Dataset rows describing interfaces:
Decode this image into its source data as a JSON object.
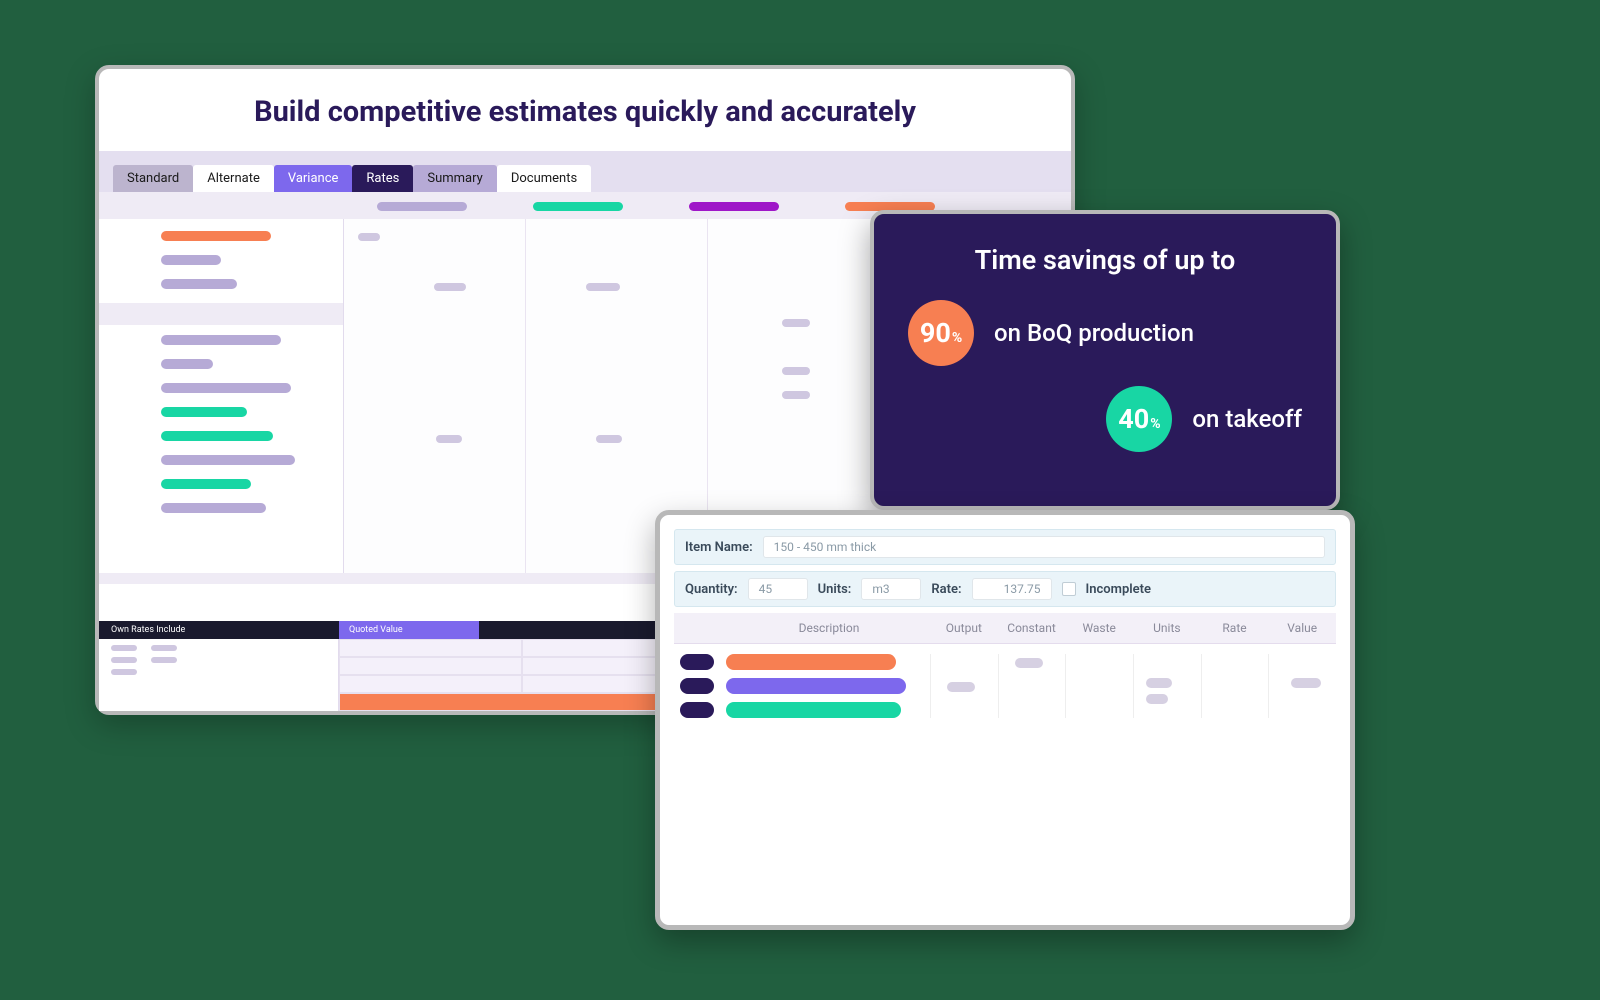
{
  "main": {
    "title": "Build competitive estimates quickly and accurately",
    "tabs": [
      {
        "label": "Standard",
        "style": "gray"
      },
      {
        "label": "Alternate",
        "style": "white"
      },
      {
        "label": "Variance",
        "style": "purple"
      },
      {
        "label": "Rates",
        "style": "dark"
      },
      {
        "label": "Summary",
        "style": "lav"
      },
      {
        "label": "Documents",
        "style": "white"
      }
    ],
    "footer": {
      "seg1": "Own Rates Include",
      "seg2": "Quoted Value"
    }
  },
  "callout": {
    "title": "Time savings of up to",
    "rows": [
      {
        "value": "90",
        "pct": "%",
        "text": "on BoQ production",
        "color": "orange"
      },
      {
        "value": "40",
        "pct": "%",
        "text": "on takeoff",
        "color": "teal"
      }
    ]
  },
  "detail": {
    "item_name_label": "Item Name:",
    "item_name_value": "150 - 450 mm thick",
    "quantity_label": "Quantity:",
    "quantity_value": "45",
    "units_label": "Units:",
    "units_value": "m3",
    "rate_label": "Rate:",
    "rate_value": "137.75",
    "incomplete_label": "Incomplete",
    "headers": {
      "description": "Description",
      "output": "Output",
      "constant": "Constant",
      "waste": "Waste",
      "units": "Units",
      "rate": "Rate",
      "value": "Value"
    }
  }
}
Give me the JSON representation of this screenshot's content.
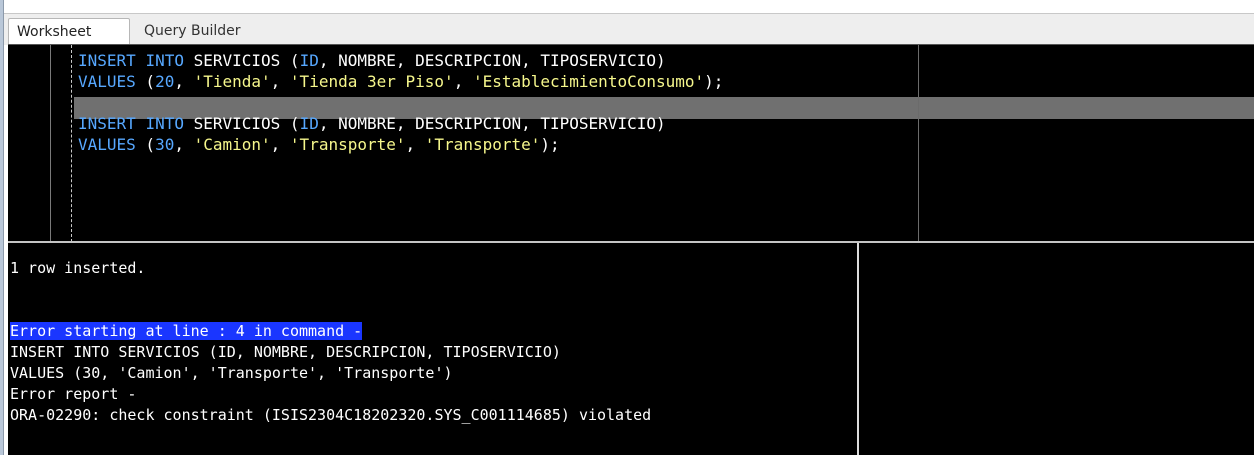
{
  "tabs": [
    {
      "label": "Worksheet",
      "active": true
    },
    {
      "label": "Query Builder",
      "active": false
    }
  ],
  "editor": {
    "lines": [
      [
        {
          "t": "INSERT",
          "k": "kw"
        },
        {
          "t": " ",
          "k": "plain"
        },
        {
          "t": "INTO",
          "k": "kw"
        },
        {
          "t": " SERVICIOS (",
          "k": "plain"
        },
        {
          "t": "ID",
          "k": "kw"
        },
        {
          "t": ", NOMBRE, DESCRIPCION, TIPOSERVICIO)",
          "k": "plain"
        }
      ],
      [
        {
          "t": "VALUES",
          "k": "kw"
        },
        {
          "t": " (",
          "k": "plain"
        },
        {
          "t": "20",
          "k": "num"
        },
        {
          "t": ", ",
          "k": "plain"
        },
        {
          "t": "'Tienda'",
          "k": "str"
        },
        {
          "t": ", ",
          "k": "plain"
        },
        {
          "t": "'Tienda 3er Piso'",
          "k": "str"
        },
        {
          "t": ", ",
          "k": "plain"
        },
        {
          "t": "'EstablecimientoConsumo'",
          "k": "str"
        },
        {
          "t": ");",
          "k": "plain"
        }
      ],
      [],
      [
        {
          "t": "INSERT",
          "k": "kw"
        },
        {
          "t": " ",
          "k": "plain"
        },
        {
          "t": "INTO",
          "k": "kw"
        },
        {
          "t": " SERVICIOS (",
          "k": "plain"
        },
        {
          "t": "ID",
          "k": "kw"
        },
        {
          "t": ", NOMBRE, DESCRIPCION, TIPOSERVICIO)",
          "k": "plain"
        }
      ],
      [
        {
          "t": "VALUES",
          "k": "kw"
        },
        {
          "t": " (",
          "k": "plain"
        },
        {
          "t": "30",
          "k": "num"
        },
        {
          "t": ", ",
          "k": "plain"
        },
        {
          "t": "'Camion'",
          "k": "str"
        },
        {
          "t": ", ",
          "k": "plain"
        },
        {
          "t": "'Transporte'",
          "k": "str"
        },
        {
          "t": ", ",
          "k": "plain"
        },
        {
          "t": "'Transporte'",
          "k": "str"
        },
        {
          "t": ");",
          "k": "plain"
        }
      ]
    ]
  },
  "output": {
    "lines": [
      {
        "text": "1 row inserted.",
        "style": "normal"
      },
      {
        "text": "",
        "style": "normal"
      },
      {
        "text": "",
        "style": "normal"
      },
      {
        "text": "Error starting at line : 4 in command -",
        "style": "selected"
      },
      {
        "text": "INSERT INTO SERVICIOS (ID, NOMBRE, DESCRIPCION, TIPOSERVICIO)",
        "style": "normal"
      },
      {
        "text": "VALUES (30, 'Camion', 'Transporte', 'Transporte')",
        "style": "normal"
      },
      {
        "text": "Error report -",
        "style": "normal"
      },
      {
        "text": "ORA-02290: check constraint (ISIS2304C18202320.SYS_C001114685) violated",
        "style": "normal"
      }
    ]
  },
  "colors": {
    "keyword": "#57a8ff",
    "string": "#f6f78c",
    "editor_bg": "#000000",
    "selection": "#1a36ff"
  }
}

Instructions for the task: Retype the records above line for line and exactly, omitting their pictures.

Exercise result:
Decode this image into its source data as a JSON object.
{
  "main": {
    "title": "Build competitive estimates quickly and accurately",
    "tabs": [
      {
        "label": "Standard",
        "style": "gray"
      },
      {
        "label": "Alternate",
        "style": "white"
      },
      {
        "label": "Variance",
        "style": "purple"
      },
      {
        "label": "Rates",
        "style": "dark"
      },
      {
        "label": "Summary",
        "style": "lav"
      },
      {
        "label": "Documents",
        "style": "white"
      }
    ],
    "footer": {
      "seg1": "Own Rates Include",
      "seg2": "Quoted Value"
    }
  },
  "callout": {
    "title": "Time savings of up to",
    "rows": [
      {
        "value": "90",
        "pct": "%",
        "text": "on BoQ production",
        "color": "orange"
      },
      {
        "value": "40",
        "pct": "%",
        "text": "on takeoff",
        "color": "teal"
      }
    ]
  },
  "detail": {
    "item_name_label": "Item Name:",
    "item_name_value": "150 - 450 mm thick",
    "quantity_label": "Quantity:",
    "quantity_value": "45",
    "units_label": "Units:",
    "units_value": "m3",
    "rate_label": "Rate:",
    "rate_value": "137.75",
    "incomplete_label": "Incomplete",
    "headers": {
      "description": "Description",
      "output": "Output",
      "constant": "Constant",
      "waste": "Waste",
      "units": "Units",
      "rate": "Rate",
      "value": "Value"
    }
  }
}
Give me the JSON representation of this screenshot's content.
{
  "tabs": [
    {
      "label": "Worksheet",
      "active": true
    },
    {
      "label": "Query Builder",
      "active": false
    }
  ],
  "editor": {
    "lines": [
      [
        {
          "t": "INSERT",
          "k": "kw"
        },
        {
          "t": " ",
          "k": "plain"
        },
        {
          "t": "INTO",
          "k": "kw"
        },
        {
          "t": " SERVICIOS (",
          "k": "plain"
        },
        {
          "t": "ID",
          "k": "kw"
        },
        {
          "t": ", NOMBRE, DESCRIPCION, TIPOSERVICIO)",
          "k": "plain"
        }
      ],
      [
        {
          "t": "VALUES",
          "k": "kw"
        },
        {
          "t": " (",
          "k": "plain"
        },
        {
          "t": "20",
          "k": "num"
        },
        {
          "t": ", ",
          "k": "plain"
        },
        {
          "t": "'Tienda'",
          "k": "str"
        },
        {
          "t": ", ",
          "k": "plain"
        },
        {
          "t": "'Tienda 3er Piso'",
          "k": "str"
        },
        {
          "t": ", ",
          "k": "plain"
        },
        {
          "t": "'EstablecimientoConsumo'",
          "k": "str"
        },
        {
          "t": ");",
          "k": "plain"
        }
      ],
      [],
      [
        {
          "t": "INSERT",
          "k": "kw"
        },
        {
          "t": " ",
          "k": "plain"
        },
        {
          "t": "INTO",
          "k": "kw"
        },
        {
          "t": " SERVICIOS (",
          "k": "plain"
        },
        {
          "t": "ID",
          "k": "kw"
        },
        {
          "t": ", NOMBRE, DESCRIPCION, TIPOSERVICIO)",
          "k": "plain"
        }
      ],
      [
        {
          "t": "VALUES",
          "k": "kw"
        },
        {
          "t": " (",
          "k": "plain"
        },
        {
          "t": "30",
          "k": "num"
        },
        {
          "t": ", ",
          "k": "plain"
        },
        {
          "t": "'Camion'",
          "k": "str"
        },
        {
          "t": ", ",
          "k": "plain"
        },
        {
          "t": "'Transporte'",
          "k": "str"
        },
        {
          "t": ", ",
          "k": "plain"
        },
        {
          "t": "'Transporte'",
          "k": "str"
        },
        {
          "t": ");",
          "k": "plain"
        }
      ]
    ]
  },
  "output": {
    "lines": [
      {
        "text": "1 row inserted.",
        "style": "normal"
      },
      {
        "text": "",
        "style": "normal"
      },
      {
        "text": "",
        "style": "normal"
      },
      {
        "text": "Error starting at line : 4 in command -",
        "style": "selected"
      },
      {
        "text": "INSERT INTO SERVICIOS (ID, NOMBRE, DESCRIPCION, TIPOSERVICIO)",
        "style": "normal"
      },
      {
        "text": "VALUES (30, 'Camion', 'Transporte', 'Transporte')",
        "style": "normal"
      },
      {
        "text": "Error report -",
        "style": "normal"
      },
      {
        "text": "ORA-02290: check constraint (ISIS2304C18202320.SYS_C001114685) violated",
        "style": "normal"
      }
    ]
  },
  "colors": {
    "keyword": "#57a8ff",
    "string": "#f6f78c",
    "editor_bg": "#000000",
    "selection": "#1a36ff"
  }
}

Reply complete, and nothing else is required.